She put us through sweat-surging paces, with pulsing music and moves that mimic life – like wiping counters, putting on shirts, riding wormy roller coasters and a lot of other motions that we all tried to imitate in various forms.  Everyone ended up smiling almost as much as Sasha.  Hip-hop does that to you. Moving and grooving to the music releases serious endorphins.  Endorphins make us happy.   Do hip-hop with Sasha an hour a day and, after about two weeks, you could skip to the top of Mt. Everest  singing The Hills Come Alive With the Sound of Music.

Sashas sent some emails after the Lewes Steps Out event.  Here’s a piece of one of them, a proposed press release:

“Sasha Westray of SW Studio, LLC represented some VIBE AND BEATS  for Lewes and made it hip!! Men did it too! Mayor and all! At least 25 people ROCKED OUT!  Keep me in mind for any other events to MC, rock it out and get peeps up and moving and grooving and involved and feeling great bout themselves!! I am all about inspiring others to FEEL great about who they are, any age, any background and we all come together to be ONE!! hurray!!!”

Sasha has colorful tattoos on her left arm.  At the top is an Asian character for God.  Near the bottom is the simple saying:  God Is Love.  The first time I saw that saying was about 25 years ago in white letters on a red banner hanging inside the rafters of an outdoors tabernacle alongside a country church in south-central Sussex County.  I stood and stared at it, knowing it was the truth. It was summertime, a hot time, and the sticky smell of resiny green pines surrounding the church rolled in waves across the dusty gravel parking lot. The dust and the smell and the image of the white church were no more honest and real than the saying on the banner.

“That would be a good bumper sticker,” I thought.  Sasha one-upped me.

She sent another email too, chocked with more energy:

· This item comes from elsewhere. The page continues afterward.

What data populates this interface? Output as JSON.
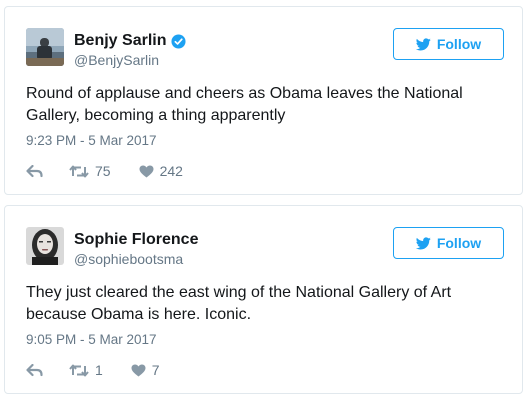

“I thought it was extra great to see ALL AGES there . . . toddlers, 20s, 30s, 40s, 50s, even one of my ladies that comes to class is 80!! All our towns need more of all of us getting together and spending time together and doing things for us all so we all get BLESSED FROM IT and learn from each other and GROW!! Especially when it is free and something FUN healthy and positive for us all!

I am all about being bold and starting up new things here and there and getting EVERYONE involved! I may look a little rock and roll but I am super Disney and old fashioned and believe in HARD WORK and being driven and all walks of life HELPING AND LOVING EACH OTHER!!

I grew up here, school etc and then LEFT to work in many cities and learn a lot and never thought I would be back!! GOD HAD OTHER PLANS!! Now I am all about spreading the love and MAKING DELAWARE AWESOME!”

I’m voting for Sasha!